* **ASSIGNED TASK**: Each line of the listing below should be restated word for word.

◇ ◇ ◇ ◇

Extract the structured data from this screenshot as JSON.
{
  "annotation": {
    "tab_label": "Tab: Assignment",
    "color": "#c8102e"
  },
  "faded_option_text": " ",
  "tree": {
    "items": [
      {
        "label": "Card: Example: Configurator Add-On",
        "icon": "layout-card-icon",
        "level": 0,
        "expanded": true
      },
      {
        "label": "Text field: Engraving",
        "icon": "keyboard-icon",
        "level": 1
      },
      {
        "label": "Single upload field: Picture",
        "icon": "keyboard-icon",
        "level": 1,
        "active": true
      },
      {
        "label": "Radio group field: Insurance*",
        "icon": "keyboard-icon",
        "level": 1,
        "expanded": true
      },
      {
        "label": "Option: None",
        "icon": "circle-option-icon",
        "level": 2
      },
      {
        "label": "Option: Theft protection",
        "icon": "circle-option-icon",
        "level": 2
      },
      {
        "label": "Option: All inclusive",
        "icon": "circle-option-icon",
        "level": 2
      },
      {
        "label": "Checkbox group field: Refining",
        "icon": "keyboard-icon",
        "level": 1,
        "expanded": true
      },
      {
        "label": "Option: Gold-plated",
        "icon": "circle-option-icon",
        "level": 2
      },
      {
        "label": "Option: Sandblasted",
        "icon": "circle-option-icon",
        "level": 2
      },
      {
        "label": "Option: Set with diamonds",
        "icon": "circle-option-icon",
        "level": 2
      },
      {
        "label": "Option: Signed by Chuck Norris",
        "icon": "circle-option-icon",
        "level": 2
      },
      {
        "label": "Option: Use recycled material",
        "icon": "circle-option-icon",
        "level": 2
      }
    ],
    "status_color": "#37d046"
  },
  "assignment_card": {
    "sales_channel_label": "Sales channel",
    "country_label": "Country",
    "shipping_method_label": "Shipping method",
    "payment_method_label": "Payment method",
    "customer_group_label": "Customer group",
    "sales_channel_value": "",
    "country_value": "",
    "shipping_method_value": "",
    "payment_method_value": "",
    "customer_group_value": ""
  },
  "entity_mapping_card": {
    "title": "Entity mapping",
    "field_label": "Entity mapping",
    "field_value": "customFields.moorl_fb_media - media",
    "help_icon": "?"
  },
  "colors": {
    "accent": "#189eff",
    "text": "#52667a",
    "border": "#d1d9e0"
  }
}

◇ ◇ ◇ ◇

* **SOLUTION**:
Extract the structured data from this screenshot as JSON.
{
  "annotation": {
    "tab_label": "Tab: Assignment",
    "color": "#c8102e"
  },
  "faded_option_text": " ",
  "tree": {
    "items": [
      {
        "label": "Card: Example: Configurator Add-On",
        "icon": "layout-card-icon",
        "level": 0,
        "expanded": true
      },
      {
        "label": "Text field: Engraving",
        "icon": "keyboard-icon",
        "level": 1
      },
      {
        "label": "Single upload field: Picture",
        "icon": "keyboard-icon",
        "level": 1,
        "active": true
      },
      {
        "label": "Radio group field: Insurance*",
        "icon": "keyboard-icon",
        "level": 1,
        "expanded": true
      },
      {
        "label": "Option: None",
        "icon": "circle-option-icon",
        "level": 2
      },
      {
        "label": "Option: Theft protection",
        "icon": "circle-option-icon",
        "level": 2
      },
      {
        "label": "Option: All inclusive",
        "icon": "circle-option-icon",
        "level": 2
      },
      {
        "label": "Checkbox group field: Refining",
        "icon": "keyboard-icon",
        "level": 1,
        "expanded": true
      },
      {
        "label": "Option: Gold-plated",
        "icon": "circle-option-icon",
        "level": 2
      },
      {
        "label": "Option: Sandblasted",
        "icon": "circle-option-icon",
        "level": 2
      },
      {
        "label": "Option: Set with diamonds",
        "icon": "circle-option-icon",
        "level": 2
      },
      {
        "label": "Option: Signed by Chuck Norris",
        "icon": "circle-option-icon",
        "level": 2
      },
      {
        "label": "Option: Use recycled material",
        "icon": "circle-option-icon",
        "level": 2
      }
    ],
    "status_color": "#37d046"
  },
  "assignment_card": {
    "sales_channel_label": "Sales channel",
    "country_label": "Country",
    "shipping_method_label": "Shipping method",
    "payment_method_label": "Payment method",
    "customer_group_label": "Customer group",
    "sales_channel_value": "",
    "country_value": "",
    "shipping_method_value": "",
    "payment_method_value": "",
    "customer_group_value": ""
  },
  "entity_mapping_card": {
    "title": "Entity mapping",
    "field_label": "Entity mapping",
    "field_value": "customFields.moorl_fb_media - media",
    "help_icon": "?"
  },
  "colors": {
    "accent": "#189eff",
    "text": "#52667a",
    "border": "#d1d9e0"
  }
}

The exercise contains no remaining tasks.